Link to Pubmed [PMID] – 1965218
Mol. Microbiol. 1990 Dec;4(12):2167-78
Listeriolysin O (LLO), a major virulence factor of the intracellular bacterium Listeria monocytogenes, shares with other known ‘thiol-activated toxins’ a conserved undecapeptide, ECTGLAWEWWR, located in the C-terminal region of the protein and containing the unique cysteine of the molecule. Single amino acid substitutions were created in this region to study the role of cysteine and tryptophan residues in the lytic activity of LLO as well as in the virulence of the bacterium. Transformation of a transposon-induced non-haemolytic mutant with plasmids carrying the mutated genes allowed allele exchange and transfer of mutations on to the chromosome by in vivo recombination. The mutant strains secreted a full-length 59 kilodalton LLO. A decrease of 25% in the haemolytic activity in culture supernatants was observed in the case of mutation Cys-484 to Ala and of 80% for mutation Cys-484 to Ser. Mutations Trp-491 and Trp-492 to Ala decreased activity by, respectively, 95% and 99.9%. LLOs produced by the mutants, as the wild type, were active at low pH, inhibited by cholesterol, and able to bind to cell membranes. A close relationship was found between virulence of mutants in the mouse model and haemolytic activity in their culture supernatants. These results demonstrate that the thiol group of Cys-484 is not essential for either haemolytic activity in vitro or virulence in vivo. In contrast, Trp-492 appears to be required for both haemolytic activity and virulence.

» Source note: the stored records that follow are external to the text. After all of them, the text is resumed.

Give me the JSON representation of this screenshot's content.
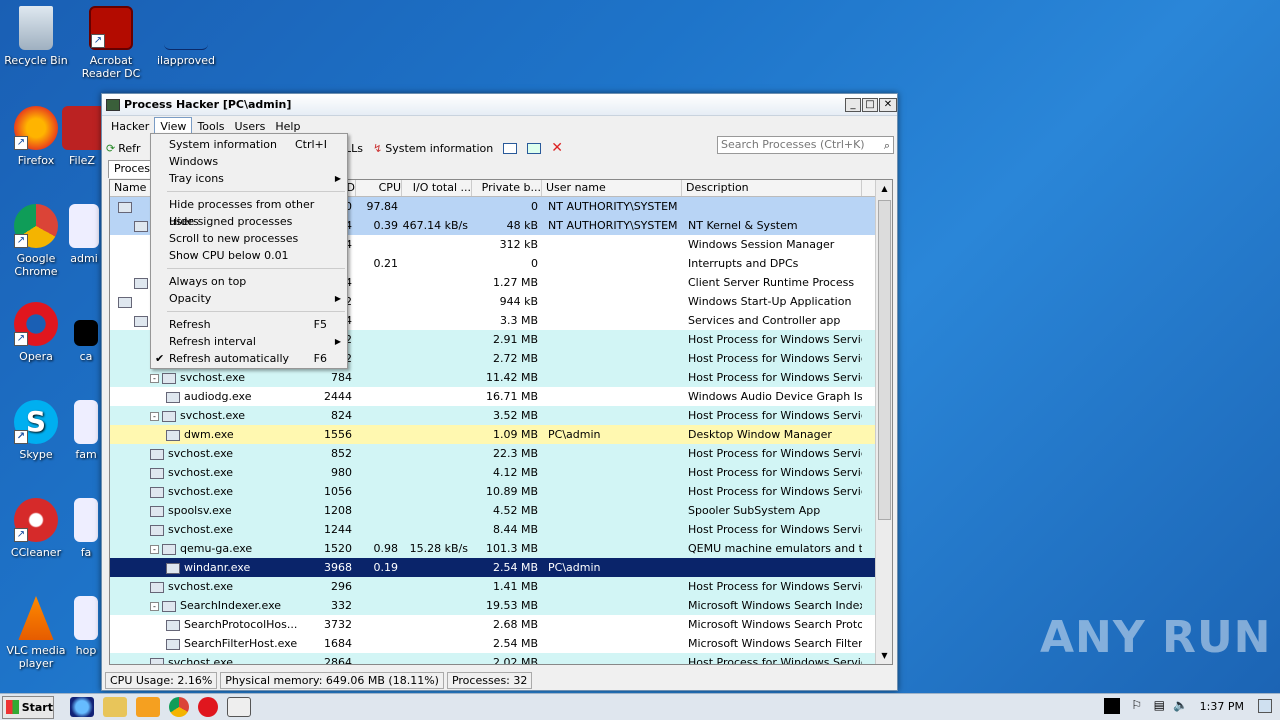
{
  "desktop": {
    "icons": [
      {
        "label": "Recycle Bin",
        "icon": "recycle-bin-icon"
      },
      {
        "label": "Acrobat Reader DC",
        "icon": "acrobat-icon"
      },
      {
        "label": "ilapproved",
        "icon": "file-icon"
      },
      {
        "label": "Firefox",
        "icon": "firefox-icon"
      },
      {
        "label": "FileZ",
        "icon": "filezilla-icon"
      },
      {
        "label": "Google Chrome",
        "icon": "chrome-icon"
      },
      {
        "label": "admi",
        "icon": "file-icon"
      },
      {
        "label": "Opera",
        "icon": "opera-icon"
      },
      {
        "label": "ca",
        "icon": "file-icon"
      },
      {
        "label": "Skype",
        "icon": "skype-icon"
      },
      {
        "label": "fam",
        "icon": "file-icon"
      },
      {
        "label": "CCleaner",
        "icon": "ccleaner-icon"
      },
      {
        "label": "fa",
        "icon": "file-icon"
      },
      {
        "label": "VLC media player",
        "icon": "vlc-icon"
      },
      {
        "label": "hop",
        "icon": "file-icon"
      }
    ]
  },
  "window": {
    "title": "Process Hacker [PC\\admin]",
    "menu": [
      "Hacker",
      "View",
      "Tools",
      "Users",
      "Help"
    ],
    "toolbar": {
      "refresh": "Refr",
      "dlls": "DLLs",
      "sysinfo": "System information"
    },
    "search_placeholder": "Search Processes (Ctrl+K)",
    "tab": "Process",
    "columns": {
      "name": "Name",
      "pid": "D",
      "cpu": "CPU",
      "io": "I/O total ...",
      "priv": "Private b...",
      "user": "User name",
      "desc": "Description"
    },
    "rows": [
      {
        "name": "",
        "pid": "0",
        "cpu": "97.84",
        "io": "",
        "priv": "0",
        "user": "NT AUTHORITY\\SYSTEM",
        "desc": "",
        "bg": "#b8d4f5",
        "indent": 0
      },
      {
        "name": "",
        "pid": "4",
        "cpu": "0.39",
        "io": "467.14 kB/s",
        "priv": "48 kB",
        "user": "NT AUTHORITY\\SYSTEM",
        "desc": "NT Kernel & System",
        "bg": "#b8d4f5",
        "indent": 1
      },
      {
        "name": "",
        "pid": "4",
        "cpu": "",
        "io": "",
        "priv": "312 kB",
        "user": "",
        "desc": "Windows Session Manager",
        "bg": "#ffffff",
        "indent": 2
      },
      {
        "name": "",
        "pid": "",
        "cpu": "0.21",
        "io": "",
        "priv": "0",
        "user": "",
        "desc": "Interrupts and DPCs",
        "bg": "#ffffff",
        "indent": 2
      },
      {
        "name": "",
        "pid": "4",
        "cpu": "",
        "io": "",
        "priv": "1.27 MB",
        "user": "",
        "desc": "Client Server Runtime Process",
        "bg": "#ffffff",
        "indent": 1
      },
      {
        "name": "",
        "pid": "2",
        "cpu": "",
        "io": "",
        "priv": "944 kB",
        "user": "",
        "desc": "Windows Start-Up Application",
        "bg": "#ffffff",
        "indent": 0
      },
      {
        "name": "",
        "pid": "4",
        "cpu": "",
        "io": "",
        "priv": "3.3 MB",
        "user": "",
        "desc": "Services and Controller app",
        "bg": "#ffffff",
        "indent": 1
      },
      {
        "name": "",
        "pid": "2",
        "cpu": "",
        "io": "",
        "priv": "2.91 MB",
        "user": "",
        "desc": "Host Process for Windows Services",
        "bg": "#d2f5f5",
        "indent": 2
      },
      {
        "name": "",
        "pid": "2",
        "cpu": "",
        "io": "",
        "priv": "2.72 MB",
        "user": "",
        "desc": "Host Process for Windows Services",
        "bg": "#d2f5f5",
        "indent": 2
      },
      {
        "name": "svchost.exe",
        "pid": "784",
        "cpu": "",
        "io": "",
        "priv": "11.42 MB",
        "user": "",
        "desc": "Host Process for Windows Services",
        "bg": "#d2f5f5",
        "indent": 2,
        "tog": "-"
      },
      {
        "name": "audiodg.exe",
        "pid": "2444",
        "cpu": "",
        "io": "",
        "priv": "16.71 MB",
        "user": "",
        "desc": "Windows Audio Device Graph Is...",
        "bg": "#ffffff",
        "indent": 3
      },
      {
        "name": "svchost.exe",
        "pid": "824",
        "cpu": "",
        "io": "",
        "priv": "3.52 MB",
        "user": "",
        "desc": "Host Process for Windows Services",
        "bg": "#d2f5f5",
        "indent": 2,
        "tog": "-"
      },
      {
        "name": "dwm.exe",
        "pid": "1556",
        "cpu": "",
        "io": "",
        "priv": "1.09 MB",
        "user": "PC\\admin",
        "desc": "Desktop Window Manager",
        "bg": "#fff8b0",
        "indent": 3
      },
      {
        "name": "svchost.exe",
        "pid": "852",
        "cpu": "",
        "io": "",
        "priv": "22.3 MB",
        "user": "",
        "desc": "Host Process for Windows Services",
        "bg": "#d2f5f5",
        "indent": 2
      },
      {
        "name": "svchost.exe",
        "pid": "980",
        "cpu": "",
        "io": "",
        "priv": "4.12 MB",
        "user": "",
        "desc": "Host Process for Windows Services",
        "bg": "#d2f5f5",
        "indent": 2
      },
      {
        "name": "svchost.exe",
        "pid": "1056",
        "cpu": "",
        "io": "",
        "priv": "10.89 MB",
        "user": "",
        "desc": "Host Process for Windows Services",
        "bg": "#d2f5f5",
        "indent": 2
      },
      {
        "name": "spoolsv.exe",
        "pid": "1208",
        "cpu": "",
        "io": "",
        "priv": "4.52 MB",
        "user": "",
        "desc": "Spooler SubSystem App",
        "bg": "#d2f5f5",
        "indent": 2
      },
      {
        "name": "svchost.exe",
        "pid": "1244",
        "cpu": "",
        "io": "",
        "priv": "8.44 MB",
        "user": "",
        "desc": "Host Process for Windows Services",
        "bg": "#d2f5f5",
        "indent": 2
      },
      {
        "name": "qemu-ga.exe",
        "pid": "1520",
        "cpu": "0.98",
        "io": "15.28 kB/s",
        "priv": "101.3 MB",
        "user": "",
        "desc": "QEMU machine emulators and tools",
        "bg": "#d2f5f5",
        "indent": 2,
        "tog": "-"
      },
      {
        "name": "windanr.exe",
        "pid": "3968",
        "cpu": "0.19",
        "io": "",
        "priv": "2.54 MB",
        "user": "PC\\admin",
        "desc": "",
        "bg": "#0a246a",
        "fg": "#ffffff",
        "indent": 3
      },
      {
        "name": "svchost.exe",
        "pid": "296",
        "cpu": "",
        "io": "",
        "priv": "1.41 MB",
        "user": "",
        "desc": "Host Process for Windows Services",
        "bg": "#d2f5f5",
        "indent": 2
      },
      {
        "name": "SearchIndexer.exe",
        "pid": "332",
        "cpu": "",
        "io": "",
        "priv": "19.53 MB",
        "user": "",
        "desc": "Microsoft Windows Search Indexer",
        "bg": "#d2f5f5",
        "indent": 2,
        "tog": "-"
      },
      {
        "name": "SearchProtocolHos...",
        "pid": "3732",
        "cpu": "",
        "io": "",
        "priv": "2.68 MB",
        "user": "",
        "desc": "Microsoft Windows Search Proto...",
        "bg": "#ffffff",
        "indent": 3
      },
      {
        "name": "SearchFilterHost.exe",
        "pid": "1684",
        "cpu": "",
        "io": "",
        "priv": "2.54 MB",
        "user": "",
        "desc": "Microsoft Windows Search Filter ...",
        "bg": "#ffffff",
        "indent": 3
      },
      {
        "name": "svchost.exe",
        "pid": "2864",
        "cpu": "",
        "io": "",
        "priv": "2.02 MB",
        "user": "",
        "desc": "Host Process for Windows Services",
        "bg": "#d2f5f5",
        "indent": 2
      }
    ],
    "status": {
      "cpu": "CPU Usage: 2.16%",
      "mem": "Physical memory: 649.06 MB (18.11%)",
      "procs": "Processes: 32"
    }
  },
  "view_menu": {
    "items": [
      {
        "label": "System information",
        "shortcut": "Ctrl+I"
      },
      {
        "label": "Windows"
      },
      {
        "label": "Tray icons",
        "submenu": true
      },
      {
        "sep": true
      },
      {
        "label": "Hide processes from other users"
      },
      {
        "label": "Hide signed processes"
      },
      {
        "label": "Scroll to new processes"
      },
      {
        "label": "Show CPU below 0.01"
      },
      {
        "sep": true
      },
      {
        "label": "Always on top"
      },
      {
        "label": "Opacity",
        "submenu": true
      },
      {
        "sep": true
      },
      {
        "label": "Refresh",
        "shortcut": "F5"
      },
      {
        "label": "Refresh interval",
        "submenu": true
      },
      {
        "label": "Refresh automatically",
        "shortcut": "F6",
        "checked": true
      }
    ]
  },
  "taskbar": {
    "start": "Start",
    "clock": "1:37 PM"
  },
  "watermark": "ANY RUN"
}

The finding that the nearly non-haemolytic mutant Trp-492-Ala persisted in the spleen for several days after inoculation indicates that mutagenesis of a virulence determinant can attenuate virulence and provides a novel approach to the development of live vaccine strains.